Red Bull Content Pool


Newey pinpoints where things went wrong for Red Bull in its relationship with Renault

Newey pinpoints where things went wrong for Red Bull in its relationship with Renault

8 January - 19:03 Last update: 21:16

From 2007, Red Bull Racing worked with Renault in Formula 1. The French engine supplier supplied power sources to the Milton Keynes-based team up to and including the 2018 season after which the two sides parted ways in a fighting divorce. Adrian Newey talks about where things went wrong in the relationship. He cites 2015 as a key moment, although Red Bull continued to work with Renault for three years afterwards.

When Newey in the podcast Talking Bull is asked what he learned from the period when Red Bull had to leave the world titles to Mercedes, he replies without thinking long. "Having decent engines!"

From joy over Renault engine to dissatisfaction

Between 2010 and 2013, the Austrian formation with Sebastian Vettel won four world titles in a row, using a Renault V8 engine. "We had a great relationship with the engineers at Renault. I think it's fair to say they didn't have the most powerful V8 but it was a product they tailed to suit our car. We had some particular requirements, particularly the way we used the exhaust. They bent over backwards to maximise what we needed from the engine."

And successfully so, but from 2014, everything changed. The hybrid era took off and in it Renault turned out to have missed the mark considerably. "We then went to the hybrid era. Renault, in the first year, interpreted the regulations not as well as Mercedes. We were a long way behind. In the first year you accept that", Newey says. "We all make mistakes, chassis, engine. New regulations you can get it right or wrong. They got it wrong. They made a lot of promises to sort it out for 2015. When the engine at the start of 15 seemed worse than 14, that was a pretty dissolution moment."

Red Bull disappointed

In the first months of 2015, Christian Horner, Helmut Marko and Newey visited Renault themselves. Red Bull wanted answers to a number of questions and to be sure that improvement would follow. "We didn't receive much assurance that there was a real desire to sort that out. That was a pretty depressing moment in truth. You then realise that in the foreseeable future, if you do a spectacular job you might snatch the odd win here or there but you're never going to win the championship. So that was a reset."

Switching to another engine supplier quickly was out of the question at the time, as Mercedes and Ferrari were unwilling to supply power units to a direct competitor and Honda had its own major problems with McLaren at the time.

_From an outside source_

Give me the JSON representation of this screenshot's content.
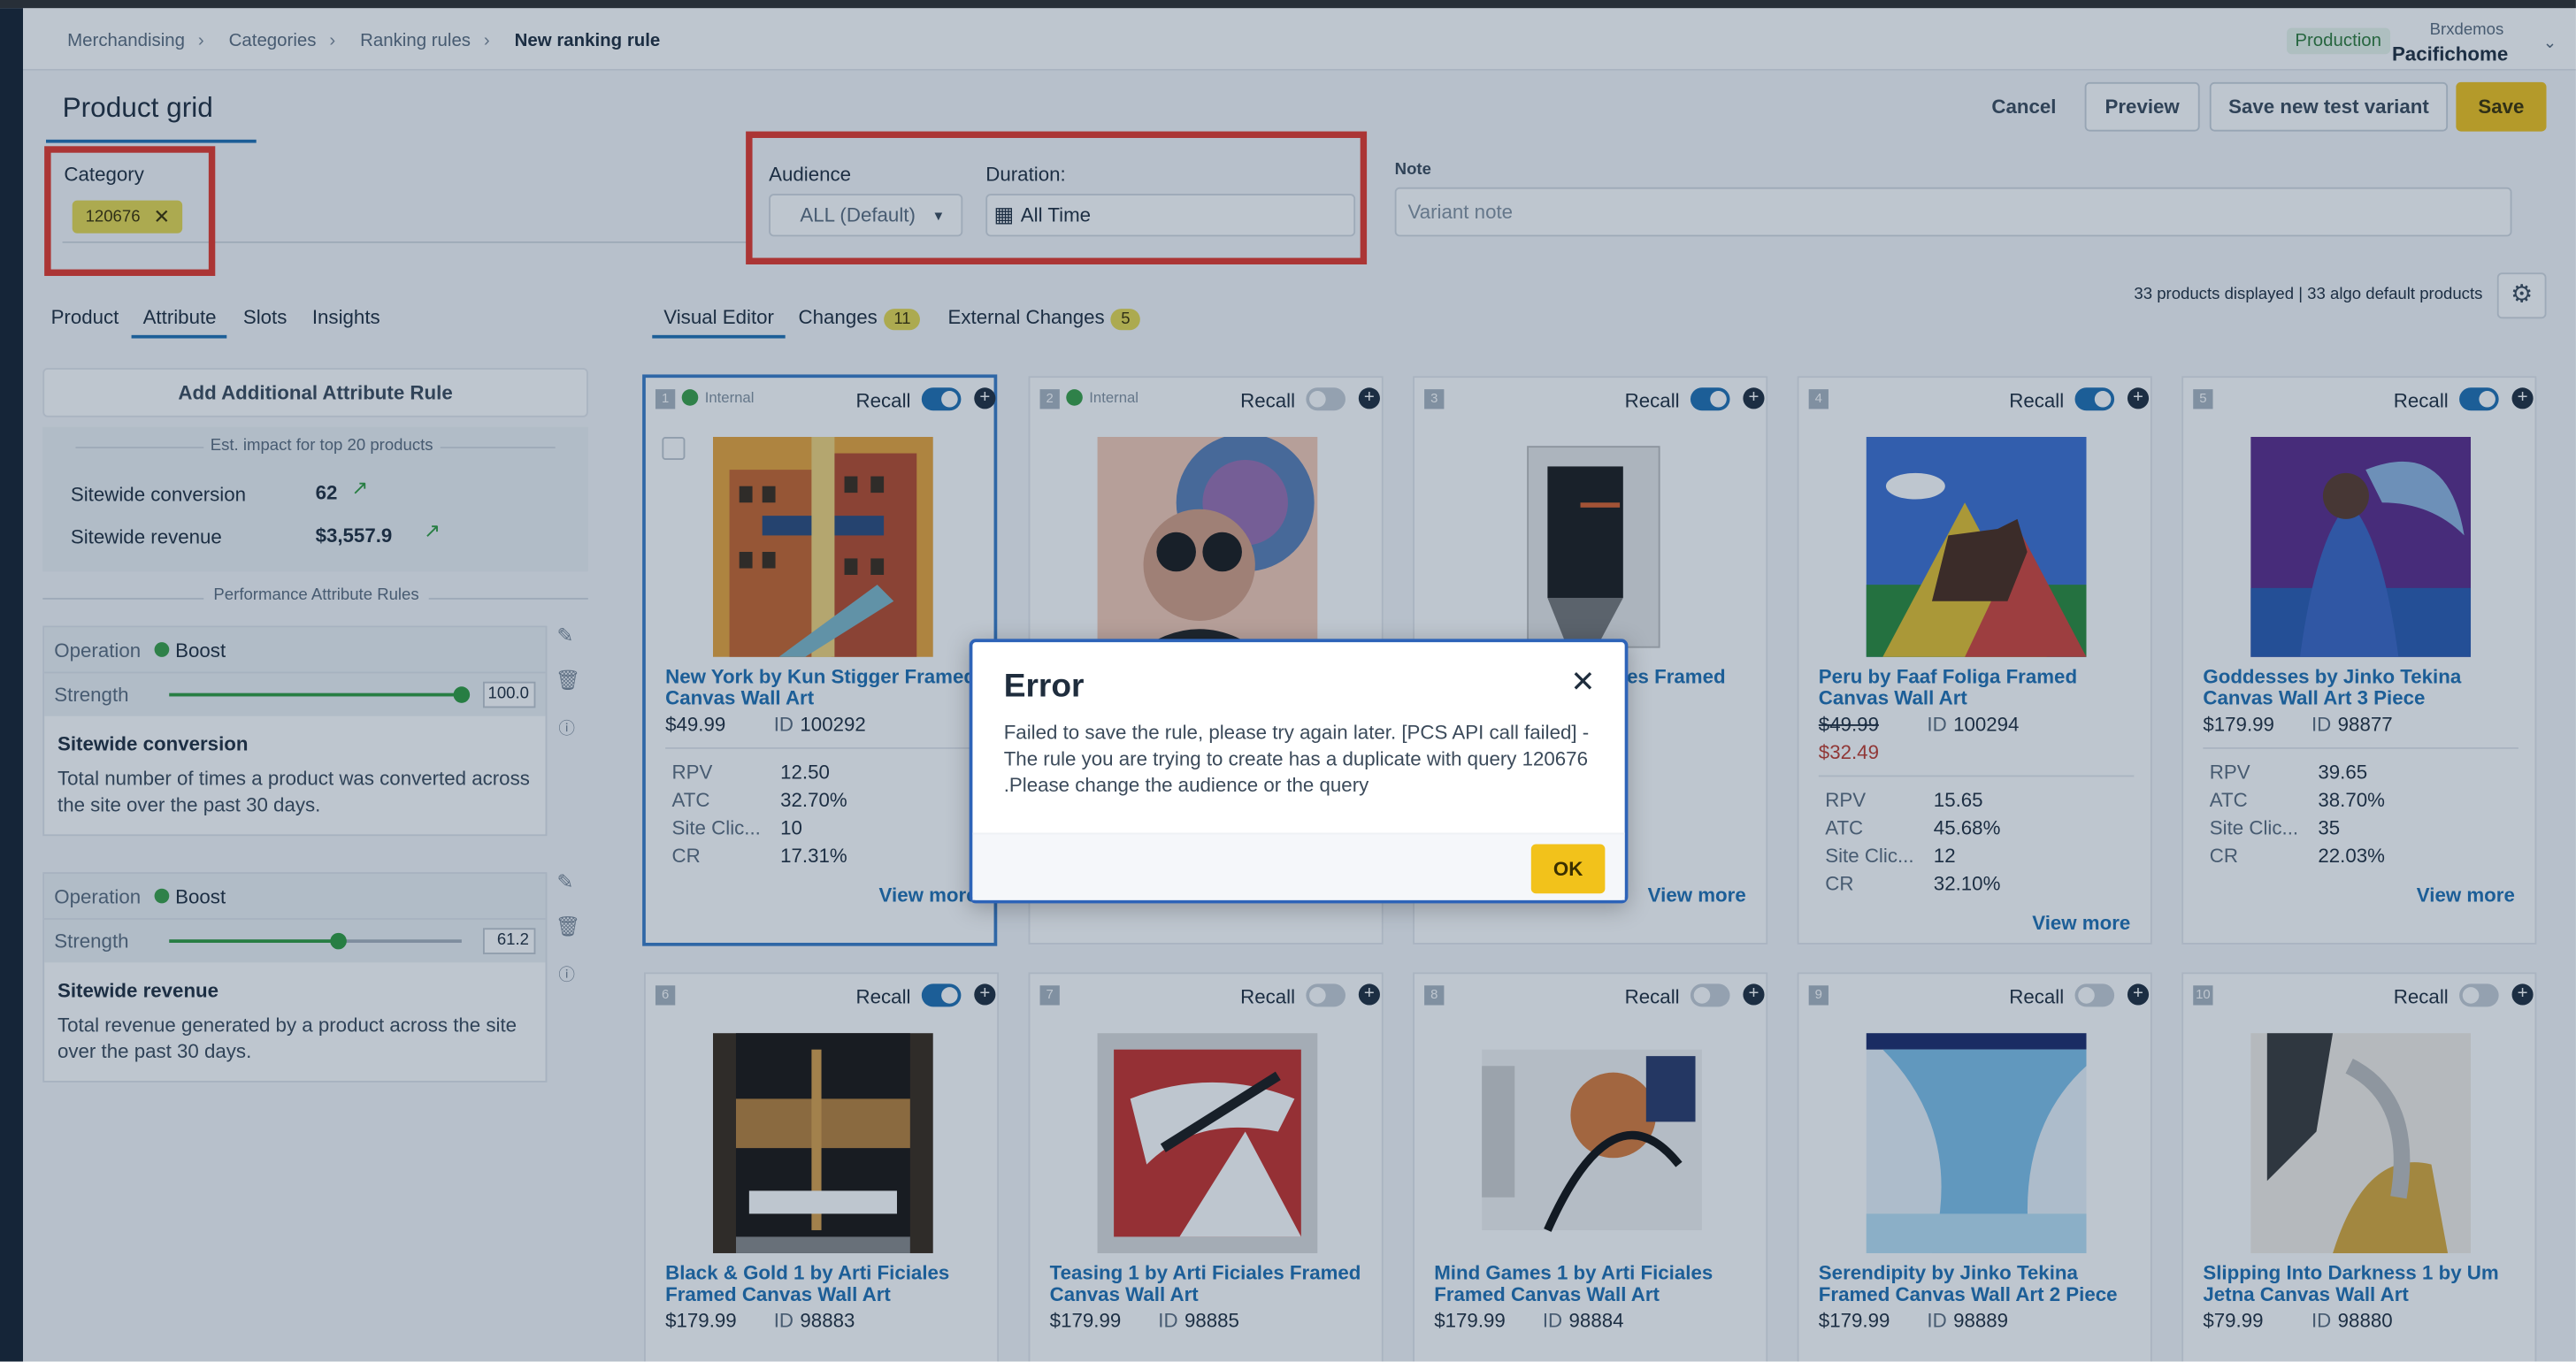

For the men at Red Bull, it all meant quite a setback, but they kept their spirits up. "But it's part of life. One of the strengths of the team is that we put our heads down and got through that period so that when we had a good power unit again with our partnership with Honda then we were able to respond," Newey concludes his story.

Video player

More videos